Moreover, Chinese authorities are cracking down on capital outflows and setting restrictions on investments abroad, in order to prevent massive capital flight from the country which would reflect negatively on growth.


Pressures on the Chinese economy are mounting. Although foreign trade data showed a record high surplus with the US, China’s biggest trade partner, there are signs elsewhere that show that the economy is feeling the pinch. Among those are: growth at a slower pace in the manufacturing sector, retail sales, and credit growth data. China’s exposure to US government bonds proved to be positive as those treasury holdings by China’s central bank increased the value of its foreign reserves. This exposure was especially good given the recent depreciation in the Chinese Yuan against the US dollar. In addition, China’s focus on spurring growth in small-size firms is a wise approach, given that those companies generate jobs and increase disposable income in the economy, and thus reduce some of the pressures.

Despite trade war tensions and the pressures, China is likely to achieve commendable growth this year, especially when considering the performance of previous months such as May. This is due to astute regulations and economic policy. In the grand scheme of things, the trade war may prove to be a small blow to a rising dragon.
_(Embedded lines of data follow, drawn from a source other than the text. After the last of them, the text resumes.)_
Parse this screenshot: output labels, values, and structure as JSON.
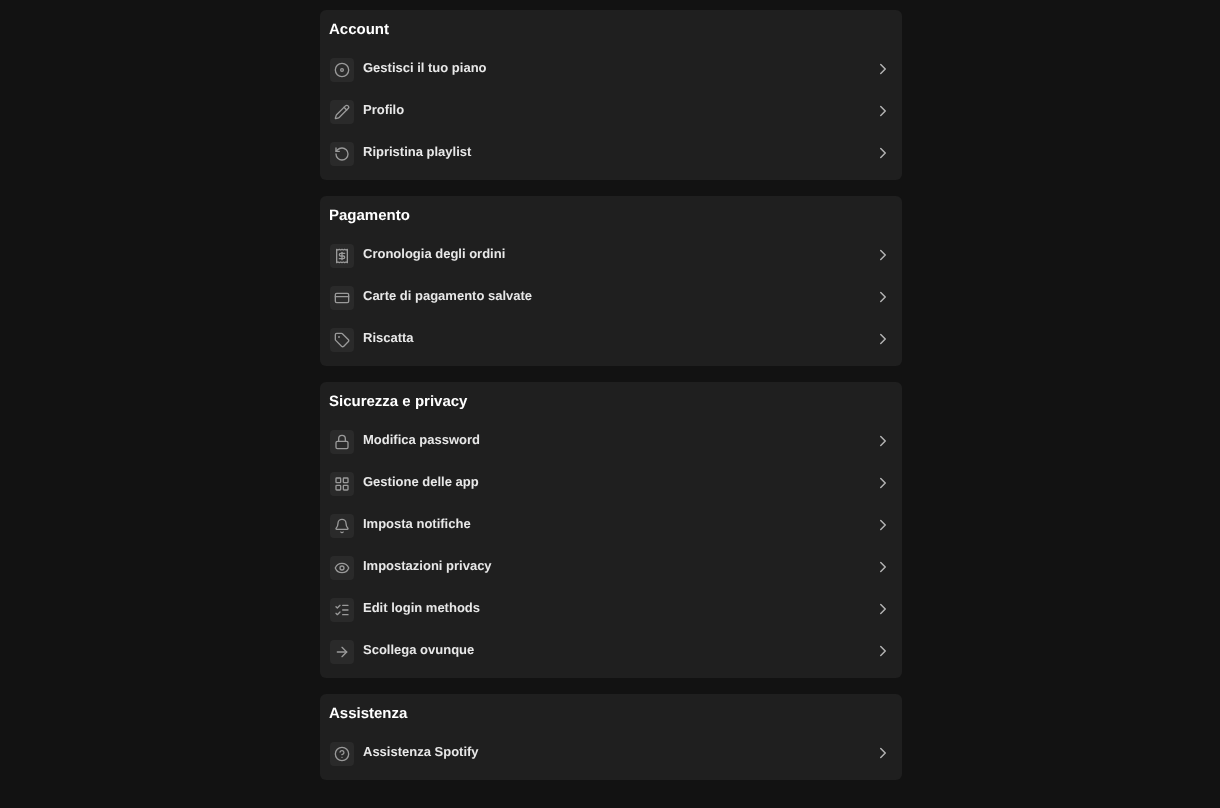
{
  "sections": [
    {
      "title": "Account",
      "items": [
        {
          "label": "Gestisci il tuo piano"
        },
        {
          "label": "Profilo"
        },
        {
          "label": "Ripristina playlist"
        }
      ]
    },
    {
      "title": "Pagamento",
      "items": [
        {
          "label": "Cronologia degli ordini"
        },
        {
          "label": "Carte di pagamento salvate"
        },
        {
          "label": "Riscatta"
        }
      ]
    },
    {
      "title": "Sicurezza e privacy",
      "items": [
        {
          "label": "Modifica password"
        },
        {
          "label": "Gestione delle app"
        },
        {
          "label": "Imposta notifiche"
        },
        {
          "label": "Impostazioni privacy"
        },
        {
          "label": "Edit login methods"
        },
        {
          "label": "Scollega ovunque"
        }
      ]
    },
    {
      "title": "Assistenza",
      "items": [
        {
          "label": "Assistenza Spotify"
        }
      ]
    }
  ]
}
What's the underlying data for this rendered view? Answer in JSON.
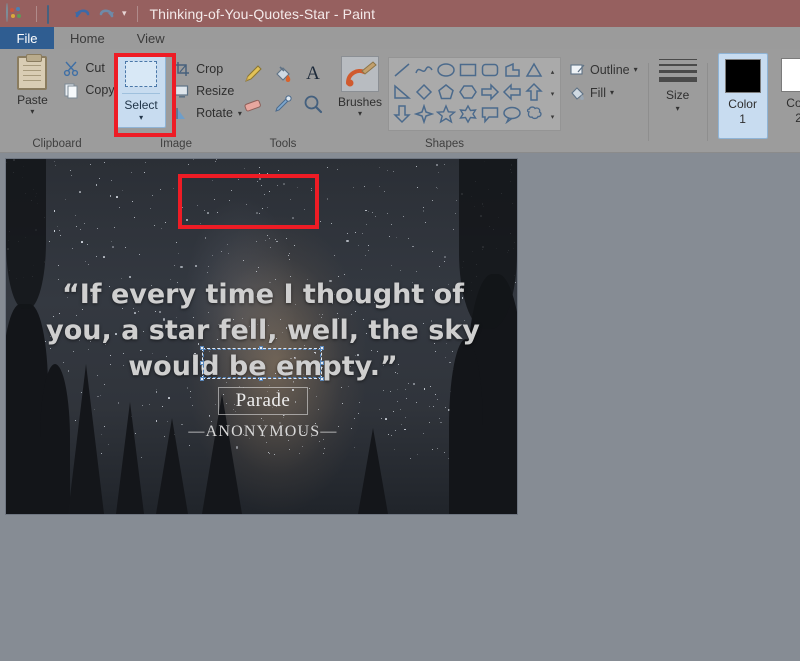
{
  "window": {
    "title": "Thinking-of-You-Quotes-Star - Paint",
    "app_icon": "paint-palette-icon",
    "quick_access": [
      {
        "name": "save-icon",
        "label": "Save"
      },
      {
        "name": "undo-icon",
        "label": "Undo"
      },
      {
        "name": "redo-icon",
        "label": "Redo"
      },
      {
        "name": "customize-quick-access-caret",
        "label": "▾"
      }
    ]
  },
  "tabs": [
    {
      "label": "File",
      "active": true
    },
    {
      "label": "Home",
      "active": false
    },
    {
      "label": "View",
      "active": false
    }
  ],
  "ribbon": {
    "groups": [
      {
        "label": "Clipboard",
        "paste": {
          "label": "Paste",
          "caret": "▾",
          "icon": "clipboard-icon"
        },
        "items": [
          {
            "label": "Cut",
            "icon": "scissors-icon"
          },
          {
            "label": "Copy",
            "icon": "copy-icon"
          }
        ]
      },
      {
        "label": "Image",
        "select": {
          "label": "Select",
          "caret": "▾",
          "icon": "dashed-rectangle-icon",
          "highlighted": true
        },
        "items": [
          {
            "label": "Crop",
            "icon": "crop-icon"
          },
          {
            "label": "Resize",
            "icon": "resize-icon"
          },
          {
            "label": "Rotate",
            "icon": "rotate-icon",
            "caret": "▾"
          }
        ]
      },
      {
        "label": "Tools",
        "tools": [
          {
            "name": "pencil-icon"
          },
          {
            "name": "fill-with-color-icon"
          },
          {
            "name": "text-icon"
          },
          {
            "name": "eraser-icon"
          },
          {
            "name": "color-picker-icon"
          },
          {
            "name": "magnifier-icon"
          }
        ]
      },
      {
        "label": "Shapes",
        "brushes": {
          "label": "Brushes",
          "caret": "▾",
          "icon": "brush-icon"
        },
        "shape_names": [
          "line-shape",
          "curve-shape",
          "oval-shape",
          "rectangle-shape",
          "rounded-rectangle-shape",
          "polygon-shape",
          "triangle-shape",
          "right-triangle-shape",
          "diamond-shape",
          "pentagon-shape",
          "hexagon-shape",
          "right-arrow-shape",
          "left-arrow-shape",
          "up-arrow-shape",
          "down-arrow-shape",
          "four-point-star-shape",
          "five-point-star-shape",
          "six-point-star-shape",
          "rounded-callout-shape",
          "oval-callout-shape",
          "cloud-callout-shape"
        ],
        "scroll": {
          "up": "▴",
          "more": "▾",
          "expand": "▾"
        }
      },
      {
        "label": "",
        "outline": {
          "label": "Outline",
          "caret": "▾",
          "icon": "outline-icon"
        },
        "fill": {
          "label": "Fill",
          "caret": "▾",
          "icon": "fill-icon"
        },
        "size": {
          "label": "Size",
          "caret": "▾",
          "icon": "size-lines-icon"
        },
        "color1": {
          "label": "Color",
          "sub": "1",
          "swatch": "#000000",
          "selected": true
        },
        "color2": {
          "label": "Colo",
          "sub": "2",
          "swatch": "#ffffff",
          "selected": false
        }
      }
    ]
  },
  "canvas": {
    "quote": "“If every time I thought of you, a star fell, well, the sky would be empty.”",
    "attribution": "—ANONYMOUS—",
    "watermark": "Parade",
    "selection": {
      "name": "selection-marquee",
      "visible": true
    }
  },
  "annotations": [
    {
      "name": "highlight-select-tool",
      "color": "#ee1c25"
    },
    {
      "name": "highlight-selection-region",
      "color": "#ee1c25"
    }
  ],
  "colors": {
    "titlebar": "#96605f",
    "ribbon": "#9c9c9c",
    "file_tab": "#2f5d91",
    "workspace": "#868c94",
    "annotation": "#ee1c25",
    "highlight": "#c8dcf0"
  }
}
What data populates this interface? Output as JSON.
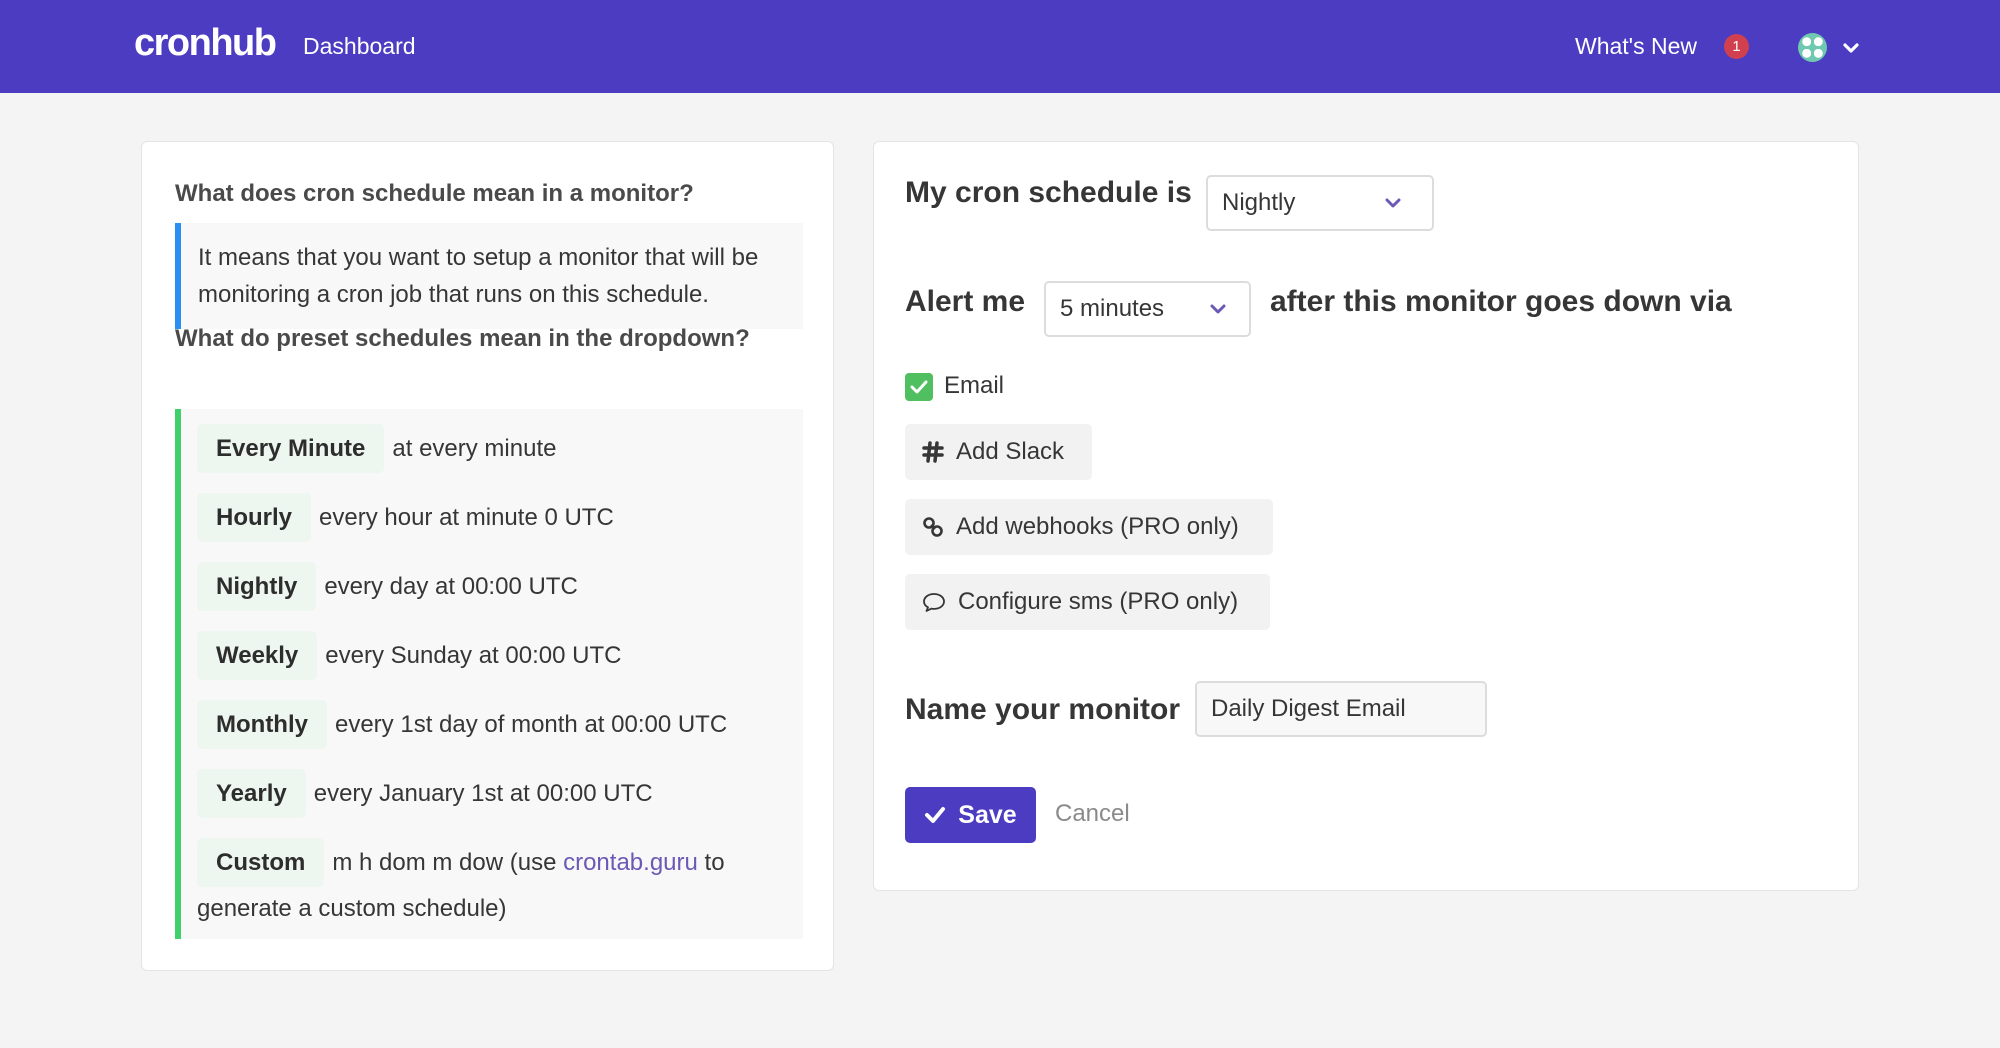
{
  "nav": {
    "logo": "cronhub",
    "dashboard": "Dashboard",
    "whats_new": "What's New",
    "whats_new_badge": "1"
  },
  "help": {
    "q1": "What does cron schedule mean in a monitor?",
    "a1": "It means that you want to setup a monitor that will be monitoring a cron job that runs on this schedule.",
    "q2": "What do preset schedules mean in the dropdown?",
    "presets": [
      {
        "name": "Every Minute",
        "desc": "at every minute"
      },
      {
        "name": "Hourly",
        "desc": "every hour at minute 0 UTC"
      },
      {
        "name": "Nightly",
        "desc": "every day at 00:00 UTC"
      },
      {
        "name": "Weekly",
        "desc": "every Sunday at 00:00 UTC"
      },
      {
        "name": "Monthly",
        "desc": "every 1st day of month at 00:00 UTC"
      },
      {
        "name": "Yearly",
        "desc": "every January 1st at 00:00 UTC"
      }
    ],
    "custom": {
      "name": "Custom",
      "desc_before": "m h dom m dow (use ",
      "link": "crontab.guru",
      "desc_after": " to generate a custom schedule)"
    }
  },
  "form": {
    "schedule_label": "My cron schedule is",
    "schedule_value": "Nightly",
    "alert_label": "Alert me",
    "alert_value": "5 minutes",
    "alert_suffix": "after this monitor goes down via",
    "email_label": "Email",
    "email_checked": true,
    "add_slack": "Add Slack",
    "add_webhooks": "Add webhooks (PRO only)",
    "configure_sms": "Configure sms (PRO only)",
    "name_label": "Name your monitor",
    "name_value": "Daily Digest Email",
    "save": "Save",
    "cancel": "Cancel"
  },
  "colors": {
    "brand": "#4b3cc2",
    "badge": "#d0404f",
    "info_border": "#2a8ff0",
    "success_border": "#3fd06b",
    "checkbox": "#4fbf5f",
    "link": "#6b59b5"
  }
}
    Subscription    |     Advertising    |     Contact Us    |
Address: Magnetic Plaza, Building A4, 6th Floor, Binshui Xi Dao.
Nankai District. 300381 TIANJIN. PR CHINA
Tel: +86 22 23917700
E-mail: webmaster@businesstianjin.com
Copyright 2024 BusinessTianjin.com. All rights reserved.